To effect real change I would suggest that Rachel blow a hole in MSNBC's schedule and see how they fill it. Rachel can do better than a network that would rather exploit our prison population than produce news. Short term ratings pandering with no long term plan has been the mark of MSNBC this holds back one of the best researched and most effective progressive shows I have ever seen. 

PBS's Frontline is the only organization producing actual news in the US. CNN is marginally beginning to shake off its failures. MSNBC either needs to model a real news organization that finances news gathering or get off the pot.

Sunday, January 25, 2015

Notes on GOP congressional venture into U.S. foreign policy: "Counting nuclear warheads in the public interest"

Although the Israeli government neither confirms nor denies that it possesses nuclear weapons, it is generally accepted by friend and foe alike that Israel is a nuclear-armed state—and has been so for nearly half a century. The basis for this conclusion has been strengthened significantly since our previous estimate in 2002, particularly thanks to new documents obtained by scholars under the US Freedom of Information Act and other openly available sources.1 We conclude that many of the public claims about the size of the Israeli nuclear arsenal are exaggerated. We estimate that Israel has a stockpile of approximately 80 nuclear warheads for delivery by two dozen missiles, a couple of squadrons of aircraft, and perhaps a small number of sea-launched cruise missiles.
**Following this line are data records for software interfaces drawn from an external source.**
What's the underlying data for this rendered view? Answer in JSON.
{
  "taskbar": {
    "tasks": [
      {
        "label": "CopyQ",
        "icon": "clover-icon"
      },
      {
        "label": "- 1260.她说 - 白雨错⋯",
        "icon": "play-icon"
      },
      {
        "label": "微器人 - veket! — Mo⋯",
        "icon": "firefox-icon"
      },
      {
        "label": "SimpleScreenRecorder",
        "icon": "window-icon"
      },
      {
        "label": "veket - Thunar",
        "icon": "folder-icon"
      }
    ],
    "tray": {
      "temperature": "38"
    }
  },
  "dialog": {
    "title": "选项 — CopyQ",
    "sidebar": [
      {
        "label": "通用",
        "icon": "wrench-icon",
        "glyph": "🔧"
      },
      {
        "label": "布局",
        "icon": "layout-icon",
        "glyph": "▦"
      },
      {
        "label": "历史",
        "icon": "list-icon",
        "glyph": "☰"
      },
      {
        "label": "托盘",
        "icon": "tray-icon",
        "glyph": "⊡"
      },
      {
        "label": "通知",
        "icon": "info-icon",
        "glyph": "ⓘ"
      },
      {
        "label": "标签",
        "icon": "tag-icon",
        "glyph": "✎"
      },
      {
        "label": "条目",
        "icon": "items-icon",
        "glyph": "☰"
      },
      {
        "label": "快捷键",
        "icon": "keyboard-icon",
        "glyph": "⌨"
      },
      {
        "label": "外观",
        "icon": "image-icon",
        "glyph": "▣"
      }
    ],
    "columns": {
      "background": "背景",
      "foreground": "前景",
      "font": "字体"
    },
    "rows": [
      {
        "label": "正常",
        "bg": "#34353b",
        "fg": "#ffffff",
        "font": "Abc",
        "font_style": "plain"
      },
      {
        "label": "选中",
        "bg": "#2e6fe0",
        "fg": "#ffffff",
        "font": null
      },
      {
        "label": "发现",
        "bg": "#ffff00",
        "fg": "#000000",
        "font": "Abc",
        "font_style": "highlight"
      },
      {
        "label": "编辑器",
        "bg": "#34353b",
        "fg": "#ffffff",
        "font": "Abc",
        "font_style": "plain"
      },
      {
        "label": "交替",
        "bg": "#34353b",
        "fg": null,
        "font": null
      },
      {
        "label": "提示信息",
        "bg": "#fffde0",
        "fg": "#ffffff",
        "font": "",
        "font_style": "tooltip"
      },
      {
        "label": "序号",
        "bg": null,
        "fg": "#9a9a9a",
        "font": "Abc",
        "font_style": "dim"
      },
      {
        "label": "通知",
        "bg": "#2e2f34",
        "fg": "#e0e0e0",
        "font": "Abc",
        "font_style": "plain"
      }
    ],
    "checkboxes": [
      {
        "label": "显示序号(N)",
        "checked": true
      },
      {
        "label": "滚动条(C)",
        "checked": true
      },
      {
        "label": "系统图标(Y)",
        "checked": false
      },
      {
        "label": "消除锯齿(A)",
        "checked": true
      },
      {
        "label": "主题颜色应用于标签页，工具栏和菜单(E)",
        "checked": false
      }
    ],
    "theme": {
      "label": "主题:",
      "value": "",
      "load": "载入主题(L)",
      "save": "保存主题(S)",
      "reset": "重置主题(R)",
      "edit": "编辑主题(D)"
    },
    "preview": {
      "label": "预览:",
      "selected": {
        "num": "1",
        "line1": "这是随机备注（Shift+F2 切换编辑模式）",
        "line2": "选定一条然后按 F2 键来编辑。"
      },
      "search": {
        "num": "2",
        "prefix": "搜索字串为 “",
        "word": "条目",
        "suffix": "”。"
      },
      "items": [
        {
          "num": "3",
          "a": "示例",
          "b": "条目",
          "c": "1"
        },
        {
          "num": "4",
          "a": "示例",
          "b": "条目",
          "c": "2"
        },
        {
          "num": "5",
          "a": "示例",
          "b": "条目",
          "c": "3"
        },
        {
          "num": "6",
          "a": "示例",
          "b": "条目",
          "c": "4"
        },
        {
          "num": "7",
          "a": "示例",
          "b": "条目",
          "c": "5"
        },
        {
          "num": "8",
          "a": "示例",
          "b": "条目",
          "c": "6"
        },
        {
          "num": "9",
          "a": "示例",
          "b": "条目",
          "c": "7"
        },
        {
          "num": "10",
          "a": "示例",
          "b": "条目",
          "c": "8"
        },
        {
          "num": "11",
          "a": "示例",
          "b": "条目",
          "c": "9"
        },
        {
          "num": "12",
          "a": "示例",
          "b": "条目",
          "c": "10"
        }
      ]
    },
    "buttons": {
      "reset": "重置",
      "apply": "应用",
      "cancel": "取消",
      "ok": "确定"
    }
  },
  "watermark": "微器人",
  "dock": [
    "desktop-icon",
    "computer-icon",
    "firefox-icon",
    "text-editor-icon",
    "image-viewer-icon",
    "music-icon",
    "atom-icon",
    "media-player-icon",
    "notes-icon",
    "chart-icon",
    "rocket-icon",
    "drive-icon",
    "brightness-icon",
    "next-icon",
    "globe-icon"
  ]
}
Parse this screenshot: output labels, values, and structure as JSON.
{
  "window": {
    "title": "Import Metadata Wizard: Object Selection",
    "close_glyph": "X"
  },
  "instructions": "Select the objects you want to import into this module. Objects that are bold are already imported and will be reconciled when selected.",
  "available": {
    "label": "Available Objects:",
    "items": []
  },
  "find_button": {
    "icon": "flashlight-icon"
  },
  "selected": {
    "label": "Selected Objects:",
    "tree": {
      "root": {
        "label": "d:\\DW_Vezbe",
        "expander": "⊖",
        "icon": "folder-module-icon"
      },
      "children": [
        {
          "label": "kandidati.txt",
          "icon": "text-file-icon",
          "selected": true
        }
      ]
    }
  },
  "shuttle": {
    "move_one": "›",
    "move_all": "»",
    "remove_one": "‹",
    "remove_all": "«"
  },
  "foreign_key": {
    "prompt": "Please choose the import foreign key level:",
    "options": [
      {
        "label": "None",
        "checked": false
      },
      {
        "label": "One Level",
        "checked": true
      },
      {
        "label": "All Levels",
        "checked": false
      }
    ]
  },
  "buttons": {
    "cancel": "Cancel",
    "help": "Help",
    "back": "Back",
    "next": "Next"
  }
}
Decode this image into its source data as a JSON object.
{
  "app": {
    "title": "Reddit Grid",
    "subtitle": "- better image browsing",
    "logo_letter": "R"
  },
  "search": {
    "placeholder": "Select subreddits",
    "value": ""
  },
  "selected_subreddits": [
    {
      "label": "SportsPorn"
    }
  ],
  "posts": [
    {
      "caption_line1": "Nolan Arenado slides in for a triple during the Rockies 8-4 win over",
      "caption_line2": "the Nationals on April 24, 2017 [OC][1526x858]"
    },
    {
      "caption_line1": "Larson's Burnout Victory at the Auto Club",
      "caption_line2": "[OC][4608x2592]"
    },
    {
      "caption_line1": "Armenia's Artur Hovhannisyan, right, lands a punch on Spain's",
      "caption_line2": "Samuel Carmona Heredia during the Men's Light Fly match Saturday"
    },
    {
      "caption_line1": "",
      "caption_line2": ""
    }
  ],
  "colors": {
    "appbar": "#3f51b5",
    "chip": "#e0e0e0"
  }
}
Since the late 1960s, every Israeli government has practiced a policy of nuclear opacity that, while acknowledging that Israel maintains the option of building nuclear weapons, leaves it factually uncertain as to whether Israel actually possesses nuclear weapons and if so at what operational status. Since the mid-1960s, this policy has been publicly expressed—and recently reaffirmed by Prime Minister Benjamin Netanyahu—as the phrase “We won’t be the first to introduce nuclear weapons into the Middle East” (Netanyahu, 2011).

This statement is widely seen as a deception, because it is a long-held conclusion among governments and experts that Israel has produced a sizable stockpile of nuclear warheads (probably unassembled) designed for delivery by ballistic missiles and aircraft. Common sense dictates that a country that has developed and produced nuclear warheads for delivery by designated delivery vehicles has, regardless of their operational status, introduced the weapons to the region. But Israeli governments have attached so many interpretations to “introduce” that common sense doesn’t appear to apply.

Counting nuclear warheads in the public interestBulletin of the Atomic Scientists January 1, 2015 7185-90

While I would expect President Obama not to try to squelch dissent as did our previous President, I can use my reasoning to figure out even the smallest note of disapproval indicates the GOP is overstepping it's Constitutional authority. This is a common sense conclusion and I just want to point out that the stakes are high in this regard following Israel's latest use of it's technology of warfare. Again, these are common sense conclusions. Congress does not belong in foreign policy especially in nuclear arms talks.

Koch Brothers Congress

Watch McConnell shut down Democratic voices in the Koch Brothers' Keystone Pipeline bill debate.

"McConnell would not allow debate on an amendment by Senator Ed Markey to close a loophole that could allow the backers of the Keystone pipeline to avoid paying into the Oil Spill Liability Trust Fund, which is used to pay for clean-up in case of an oil spill. He would not allow debate on an amendment by Senator Sheldon Whitehouse to require more campaign finance disclosure from the people who would benefit most from the development of tar sands oil. He would not allow discussion of Senator Patrick Leahy's measure to protect the vital role of local federal district courts in reviewing any legal challenges to the Keystone pipeline." - Huffington Post